Out of airs. Fannla JX Fox.
One of the greatest triumphs of Lydla
E. Pinkhaia'a Vegetable Compound is
the conquering of woman's dread en
emy, Tumor.
The growth of a tumor is so siy that
frequently its presence is not suspected
until it is fax advanced.
QyMrj. fannie D. fox x
2S-K wedding ring. Edt.olm. Jeweler.
Mortality ktaUsitea.
The following births arS deaths have
beQ reported to tha Board of H. -4.1th dur
ing the t weal) -four hours endnt at nuon
tosntft street, bwy; Fratk Wiley, M bwuto
A. W. Nickel! of Beatrice is a pilgrim to
the shrine of Samsnn.
Captain Hector W. MacBean. auditor of
tha National Food company. Niagara Falls.
N. Y.. and George C. Kirk. Syracuse, N.
Y., New York state agent of the sam
company, are In Omaha to see mechanical
exhibit at 1414 Douglas street, enroute
home from Portland, Ore.
Mrs. B. R Ball is visiting for the sum
mer and fall with her daughter, Mrs. W.
R. Huntington. New York t'lty. Mr. Hunl-
Ingtun Is the European agent -of the Wells,
Furgo fc Co, express company. In the
meanwhile Captain Ball Is doing his best
at keeping bachelors hall.
Dr. 8. S. Dutcher, pastor of lh First
Christian church of Omaha, has gnnu to
Cincinnati to engage as one of the evange
lists in the simultaneous campaign In that
city. Dr. Dutcher wes at on time min
ister for the Walnut Hill Church of Christ
In Cincinnati. He left for there last even
ing and will be absent from the city (or
two or three k. s
thief Engineer Baxter of the federal

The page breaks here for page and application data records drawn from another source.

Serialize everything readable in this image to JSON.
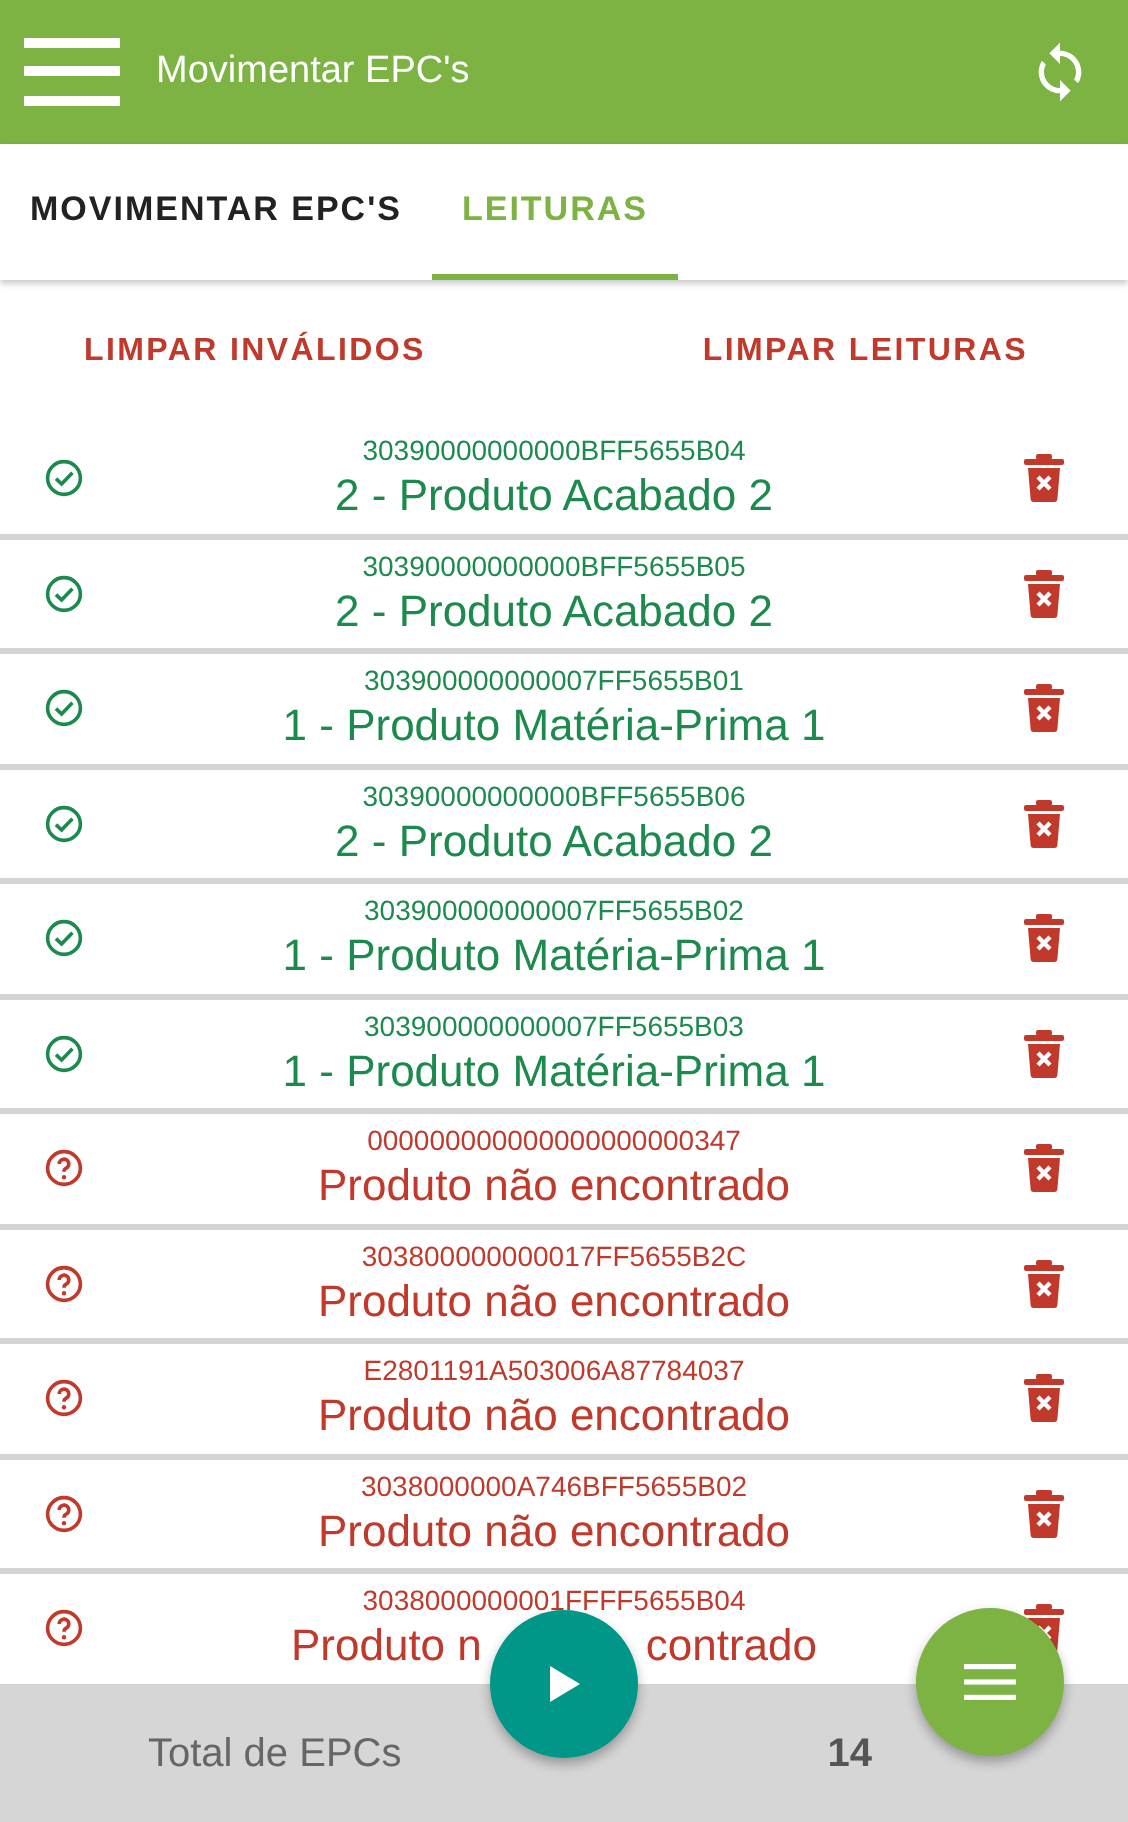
{
  "app_bar": {
    "title": "Movimentar EPC's"
  },
  "tabs": [
    {
      "label": "MOVIMENTAR EPC'S",
      "selected": false
    },
    {
      "label": "LEITURAS",
      "selected": true
    }
  ],
  "actions": [
    "LIMPAR INVÁLIDOS",
    "LIMPAR LEITURAS"
  ],
  "readings": [
    {
      "kind": "valid",
      "epc": "30390000000000BFF5655B04",
      "name": "2 - Produto Acabado 2"
    },
    {
      "kind": "valid",
      "epc": "30390000000000BFF5655B05",
      "name": "2 - Produto Acabado 2"
    },
    {
      "kind": "valid",
      "epc": "303900000000007FF5655B01",
      "name": "1 - Produto Matéria-Prima 1"
    },
    {
      "kind": "valid",
      "epc": "30390000000000BFF5655B06",
      "name": "2 - Produto Acabado 2"
    },
    {
      "kind": "valid",
      "epc": "303900000000007FF5655B02",
      "name": "1 - Produto Matéria-Prima 1"
    },
    {
      "kind": "valid",
      "epc": "303900000000007FF5655B03",
      "name": "1 - Produto Matéria-Prima 1"
    },
    {
      "kind": "invalid",
      "epc": "000000000000000000000347",
      "name": "Produto não encontrado"
    },
    {
      "kind": "invalid",
      "epc": "303800000000017FF5655B2C",
      "name": "Produto não encontrado"
    },
    {
      "kind": "invalid",
      "epc": "E2801191A503006A87784037",
      "name": "Produto não encontrado"
    },
    {
      "kind": "invalid",
      "epc": "3038000000A746BFF5655B02",
      "name": "Produto não encontrado"
    },
    {
      "kind": "invalid",
      "epc": "3038000000001FFFF5655B04",
      "name": "Produto n",
      "name_tail": "contrado"
    }
  ],
  "footer": {
    "label": "Total de EPCs",
    "count": "14"
  }
}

building la back from his fishing excur
sion of two weeks at Lake Okmulgee He
is very modest In sneaking of the result
of his piscatorial cl.levtttiiits, and asserts
tl.t.1 Lis Liggett catch aaa a three-pound

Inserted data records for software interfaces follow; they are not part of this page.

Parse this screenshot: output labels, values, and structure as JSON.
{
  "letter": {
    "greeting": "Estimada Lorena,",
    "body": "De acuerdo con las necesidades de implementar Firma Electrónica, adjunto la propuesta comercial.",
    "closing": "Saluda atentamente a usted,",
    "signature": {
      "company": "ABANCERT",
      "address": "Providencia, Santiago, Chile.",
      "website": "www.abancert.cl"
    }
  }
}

pika e"d several two and a half-pound
bass. Ha brought some ot them turn as
au tv.dcuce of gool faith.
So-called "wandering' pains" may
come from it early stages, or tha

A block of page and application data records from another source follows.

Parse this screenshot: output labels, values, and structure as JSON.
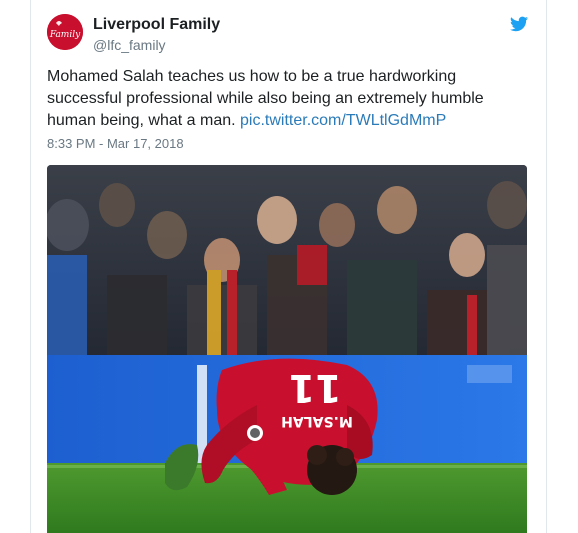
{
  "tweet": {
    "display_name": "Liverpool Family",
    "handle": "@lfc_family",
    "text": "Mohamed Salah teaches us how to be a true hardworking successful professional while also being an extremely humble human being, what a man.",
    "link": "pic.twitter.com/TWLtlGdMmP",
    "timestamp": "8:33 PM - Mar 17, 2018"
  },
  "avatar": {
    "logo_text": "Family",
    "icon": "liverpool-family-logo"
  },
  "media": {
    "jersey_number": "11",
    "jersey_name": "M.SALAH",
    "icon": "photo"
  },
  "colors": {
    "text": "#1c2022",
    "secondary": "#697882",
    "link": "#2b7bb9",
    "twitter_blue": "#1da1f2",
    "liverpool_red": "#c8102e"
  }
}
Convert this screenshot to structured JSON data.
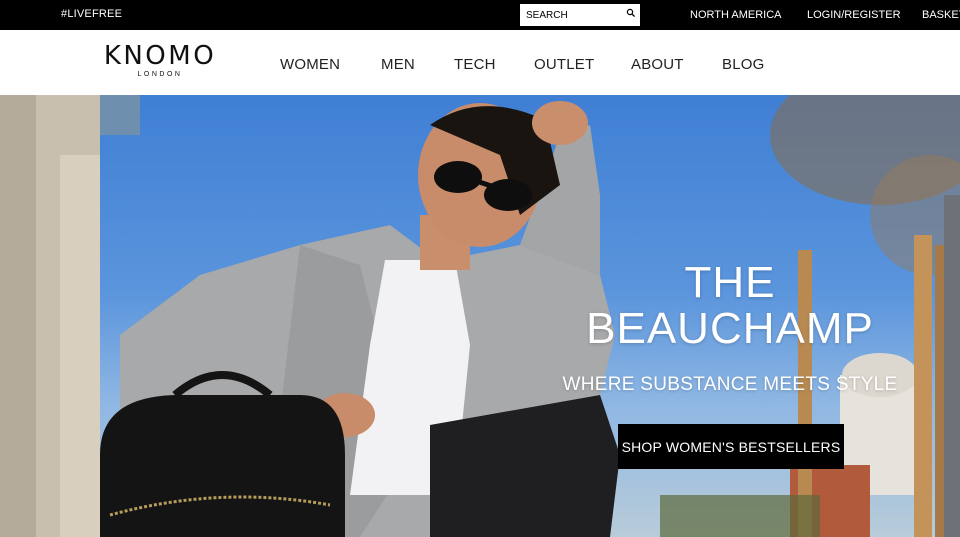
{
  "topbar": {
    "tagline": "#LIVEFREE",
    "search": {
      "placeholder": "SEARCH",
      "icon": "search-icon"
    },
    "links": [
      "NORTH AMERICA",
      "LOGIN/REGISTER",
      "BASKET"
    ]
  },
  "header": {
    "logo": {
      "brand": "KNOMO",
      "sub": "LONDON"
    },
    "nav": [
      "WOMEN",
      "MEN",
      "TECH",
      "OUTLET",
      "ABOUT",
      "BLOG"
    ]
  },
  "hero": {
    "title_line1": "THE",
    "title_line2": "BEAUCHAMP",
    "subtitle": "WHERE SUBSTANCE MEETS STYLE",
    "cta": "SHOP WOMEN'S BESTSELLERS"
  },
  "colors": {
    "topbar_bg": "#000000",
    "header_bg": "#ffffff",
    "cta_bg": "#000000",
    "hero_text": "#ffffff"
  }
}
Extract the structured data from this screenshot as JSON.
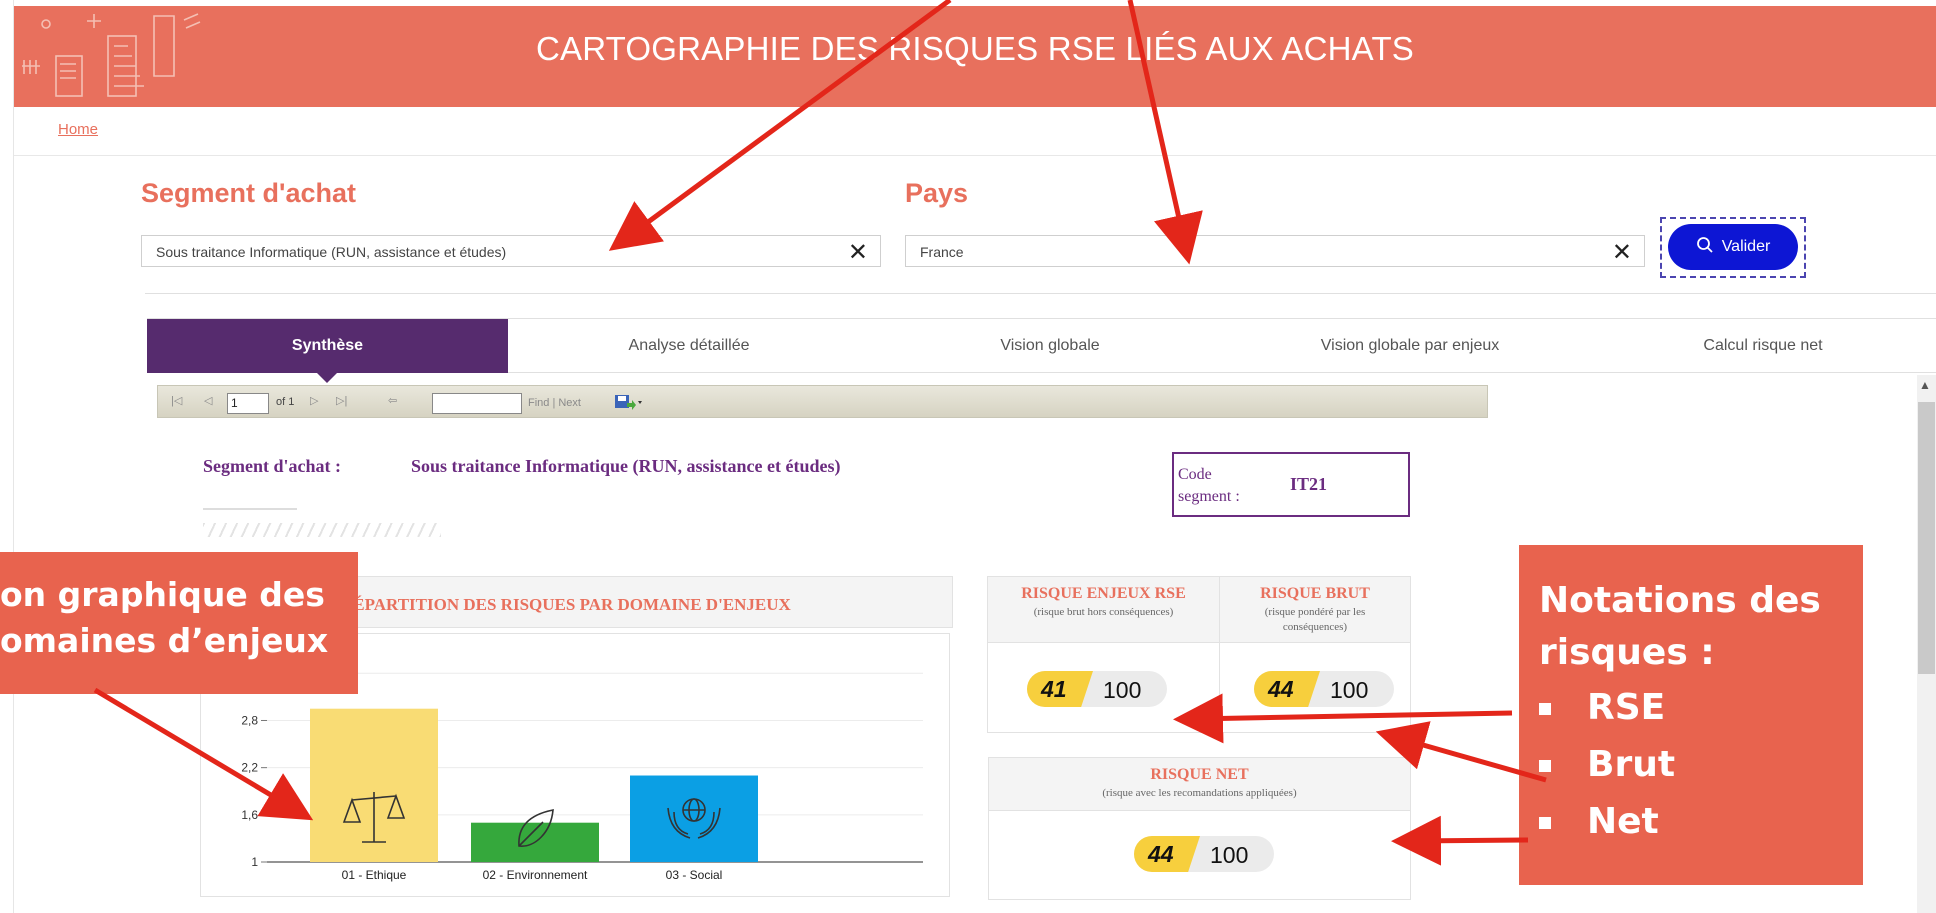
{
  "header": {
    "title": "CARTOGRAPHIE DES RISQUES RSE LIÉS AUX ACHATS"
  },
  "breadcrumb": {
    "home": "Home"
  },
  "filters": {
    "segment_label": "Segment d'achat",
    "segment_value": "Sous traitance Informatique (RUN, assistance et études)",
    "pays_label": "Pays",
    "pays_value": "France",
    "clear_symbol": "✕",
    "valider_label": "Valider"
  },
  "tabs": [
    {
      "label": "Synthèse",
      "active": true
    },
    {
      "label": "Analyse détaillée",
      "active": false
    },
    {
      "label": "Vision globale",
      "active": false
    },
    {
      "label": "Vision globale par enjeux",
      "active": false
    },
    {
      "label": "Calcul risque net",
      "active": false
    }
  ],
  "report_toolbar": {
    "page": "1",
    "of_label": "of 1",
    "find_label": "Find | Next"
  },
  "report": {
    "segment_label": "Segment d'achat :",
    "segment_value": "Sous traitance Informatique (RUN, assistance et études)",
    "code_label": "Code segment :",
    "code_value": "IT21",
    "chart_title": "RÉPARTITION DES RISQUES PAR DOMAINE D'ENJEUX"
  },
  "chart_data": {
    "type": "bar",
    "title": "RÉPARTITION DES RISQUES PAR DOMAINE D'ENJEUX",
    "categories": [
      "01 - Ethique",
      "02 - Environnement",
      "03 - Social"
    ],
    "values": [
      2.95,
      1.5,
      2.1
    ],
    "colors": [
      "#f9dc74",
      "#35a83c",
      "#0b9fe4"
    ],
    "icons": [
      "scales-icon",
      "leaf-icon",
      "globe-hands-icon"
    ],
    "yticks": [
      "1",
      "1,6",
      "2,2",
      "2,8",
      "3,4"
    ],
    "ylim": [
      1,
      3.9
    ]
  },
  "scores": {
    "rse": {
      "title": "RISQUE ENJEUX RSE",
      "subtitle": "(risque brut hors conséquences)",
      "value": "41",
      "max": "100"
    },
    "brut": {
      "title": "RISQUE BRUT",
      "subtitle": "(risque pondéré par les conséquences)",
      "value": "44",
      "max": "100"
    },
    "net": {
      "title": "RISQUE NET",
      "subtitle": "(risque avec les recomandations appliquées)",
      "value": "44",
      "max": "100"
    }
  },
  "annotations": {
    "left": [
      "on graphique des",
      "omaines d’enjeux"
    ],
    "right_title": [
      "Notations des",
      "risques :"
    ],
    "right_items": [
      "RSE",
      "Brut",
      "Net"
    ]
  },
  "colors": {
    "brand": "#e8705d",
    "tab_active": "#562b6e",
    "button": "#0d16d4",
    "arrow": "#e3261a"
  }
}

presence of danger may be made mani
fest bv profubo menstruation, accom
panied by unusual pain, from the
orariea down the groin and thighs.
If you have mysterious pains, if there
are indications of inflammation or dis
placement, tton't wait for time to con
firm your fears and go through the
horrors of a hospital operations secure
Lydia E. Pinkham's Vegetable Com
pound right away and begin its use.
Mrs. Pink ham. of Lynn. Mass., will
give you her advice free of all charge
if you will write her about yourself.
Your letter will be seen by women eoly.
Dear Mrs, Pink ham: '
" I take the liberty to congratulate you on
the suoceas I have had with your wonderful
medicine. Eighteen mout'us aco my mutilb
liesstopped. Shortly afw 1 fell so badly that
I submitted t$ a t boron ..'b eismtuation bv a
physician and was told that 1 had a tumor
on the uterus aud would have to undergo an
" Soon after I road one of your advertise
ments and derided to kit Lydia E. Pink
ham's Vetabl Compniinl a trial. A fur
trying five bottle as directed tlie tueiar is
entirely gone, I have been exa-nlned bv a
phyacuut and ha savs I bar no signs of a
tumor now. It has also trouyhveny iboiiib.
lies aroand oooe niore, and 1 am entirely
well- Fannie IX JTox, t Chestnut svwt,
feadXurd, Pa. -.
iss'SJnH 4